----- Supplied data

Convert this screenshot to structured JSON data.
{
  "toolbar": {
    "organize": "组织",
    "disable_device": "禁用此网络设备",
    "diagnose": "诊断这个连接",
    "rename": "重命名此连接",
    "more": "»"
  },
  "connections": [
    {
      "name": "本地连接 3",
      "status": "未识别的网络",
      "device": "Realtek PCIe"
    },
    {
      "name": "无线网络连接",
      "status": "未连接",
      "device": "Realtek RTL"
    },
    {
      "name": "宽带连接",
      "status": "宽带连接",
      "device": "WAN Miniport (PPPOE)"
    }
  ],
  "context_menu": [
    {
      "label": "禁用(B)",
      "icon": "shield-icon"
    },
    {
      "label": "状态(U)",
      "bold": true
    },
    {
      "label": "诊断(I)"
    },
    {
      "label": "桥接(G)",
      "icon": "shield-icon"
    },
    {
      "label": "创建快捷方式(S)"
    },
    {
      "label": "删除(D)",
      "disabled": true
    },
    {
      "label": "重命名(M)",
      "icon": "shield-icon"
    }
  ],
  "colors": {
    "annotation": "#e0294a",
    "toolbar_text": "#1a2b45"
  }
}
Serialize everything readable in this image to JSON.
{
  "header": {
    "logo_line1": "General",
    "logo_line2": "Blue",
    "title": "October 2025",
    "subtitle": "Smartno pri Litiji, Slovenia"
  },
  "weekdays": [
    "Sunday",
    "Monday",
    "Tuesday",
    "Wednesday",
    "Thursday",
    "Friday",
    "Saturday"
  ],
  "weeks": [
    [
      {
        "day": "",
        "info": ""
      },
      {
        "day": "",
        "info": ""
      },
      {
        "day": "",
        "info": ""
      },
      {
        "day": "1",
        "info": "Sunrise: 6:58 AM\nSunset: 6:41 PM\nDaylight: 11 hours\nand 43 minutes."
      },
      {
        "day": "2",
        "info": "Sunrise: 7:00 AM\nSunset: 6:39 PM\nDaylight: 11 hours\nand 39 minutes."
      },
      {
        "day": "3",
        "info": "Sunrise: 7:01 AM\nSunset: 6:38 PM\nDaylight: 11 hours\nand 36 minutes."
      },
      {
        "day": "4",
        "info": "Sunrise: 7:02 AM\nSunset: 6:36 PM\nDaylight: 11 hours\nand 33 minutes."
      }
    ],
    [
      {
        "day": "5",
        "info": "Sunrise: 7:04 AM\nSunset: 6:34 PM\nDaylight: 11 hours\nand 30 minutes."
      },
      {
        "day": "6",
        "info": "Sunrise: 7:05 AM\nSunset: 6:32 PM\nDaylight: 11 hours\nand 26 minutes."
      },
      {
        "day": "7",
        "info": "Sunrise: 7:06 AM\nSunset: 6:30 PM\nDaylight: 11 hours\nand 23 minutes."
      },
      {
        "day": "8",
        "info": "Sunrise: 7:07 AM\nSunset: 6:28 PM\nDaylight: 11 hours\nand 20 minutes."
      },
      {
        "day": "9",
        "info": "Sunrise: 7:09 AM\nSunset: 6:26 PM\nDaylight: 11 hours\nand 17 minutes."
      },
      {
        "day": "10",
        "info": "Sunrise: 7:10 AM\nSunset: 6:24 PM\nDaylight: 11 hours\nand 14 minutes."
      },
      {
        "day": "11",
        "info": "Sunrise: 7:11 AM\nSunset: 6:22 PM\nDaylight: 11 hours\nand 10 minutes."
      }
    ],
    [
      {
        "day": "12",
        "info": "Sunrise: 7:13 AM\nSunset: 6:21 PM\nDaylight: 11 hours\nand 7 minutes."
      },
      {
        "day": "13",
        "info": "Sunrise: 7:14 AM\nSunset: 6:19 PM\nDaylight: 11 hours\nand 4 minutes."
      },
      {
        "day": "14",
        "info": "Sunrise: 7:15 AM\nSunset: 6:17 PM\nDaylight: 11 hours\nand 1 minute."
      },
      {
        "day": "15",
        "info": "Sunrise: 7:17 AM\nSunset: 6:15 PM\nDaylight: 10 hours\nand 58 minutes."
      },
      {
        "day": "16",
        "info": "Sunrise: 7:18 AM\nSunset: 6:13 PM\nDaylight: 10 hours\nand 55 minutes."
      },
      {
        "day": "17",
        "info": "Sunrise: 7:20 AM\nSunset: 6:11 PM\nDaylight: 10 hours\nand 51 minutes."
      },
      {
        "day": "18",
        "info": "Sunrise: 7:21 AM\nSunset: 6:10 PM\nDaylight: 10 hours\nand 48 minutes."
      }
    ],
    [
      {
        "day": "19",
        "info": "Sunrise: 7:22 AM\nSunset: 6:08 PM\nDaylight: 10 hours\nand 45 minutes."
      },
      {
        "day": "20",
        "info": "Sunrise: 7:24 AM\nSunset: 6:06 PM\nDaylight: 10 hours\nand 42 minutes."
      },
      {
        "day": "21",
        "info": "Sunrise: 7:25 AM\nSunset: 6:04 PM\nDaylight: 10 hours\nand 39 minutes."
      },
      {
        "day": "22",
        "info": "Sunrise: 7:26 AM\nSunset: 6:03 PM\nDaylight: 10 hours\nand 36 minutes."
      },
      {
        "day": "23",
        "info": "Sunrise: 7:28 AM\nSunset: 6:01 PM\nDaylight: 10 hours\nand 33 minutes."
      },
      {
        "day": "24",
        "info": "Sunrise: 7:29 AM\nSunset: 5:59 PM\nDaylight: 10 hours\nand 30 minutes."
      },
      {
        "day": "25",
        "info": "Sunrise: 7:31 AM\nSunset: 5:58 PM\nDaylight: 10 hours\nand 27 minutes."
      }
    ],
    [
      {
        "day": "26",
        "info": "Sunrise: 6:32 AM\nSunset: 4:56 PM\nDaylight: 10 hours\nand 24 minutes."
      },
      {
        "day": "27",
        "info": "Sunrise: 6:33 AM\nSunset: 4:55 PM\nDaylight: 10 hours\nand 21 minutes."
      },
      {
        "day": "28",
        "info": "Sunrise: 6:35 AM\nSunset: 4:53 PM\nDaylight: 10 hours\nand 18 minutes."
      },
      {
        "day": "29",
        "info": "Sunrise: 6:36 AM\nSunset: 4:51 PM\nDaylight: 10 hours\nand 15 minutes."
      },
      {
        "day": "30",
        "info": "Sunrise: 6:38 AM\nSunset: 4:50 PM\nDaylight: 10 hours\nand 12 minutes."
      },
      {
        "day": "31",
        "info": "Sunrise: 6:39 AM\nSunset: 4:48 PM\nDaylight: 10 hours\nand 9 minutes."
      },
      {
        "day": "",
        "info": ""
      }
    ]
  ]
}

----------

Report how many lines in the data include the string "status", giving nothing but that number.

3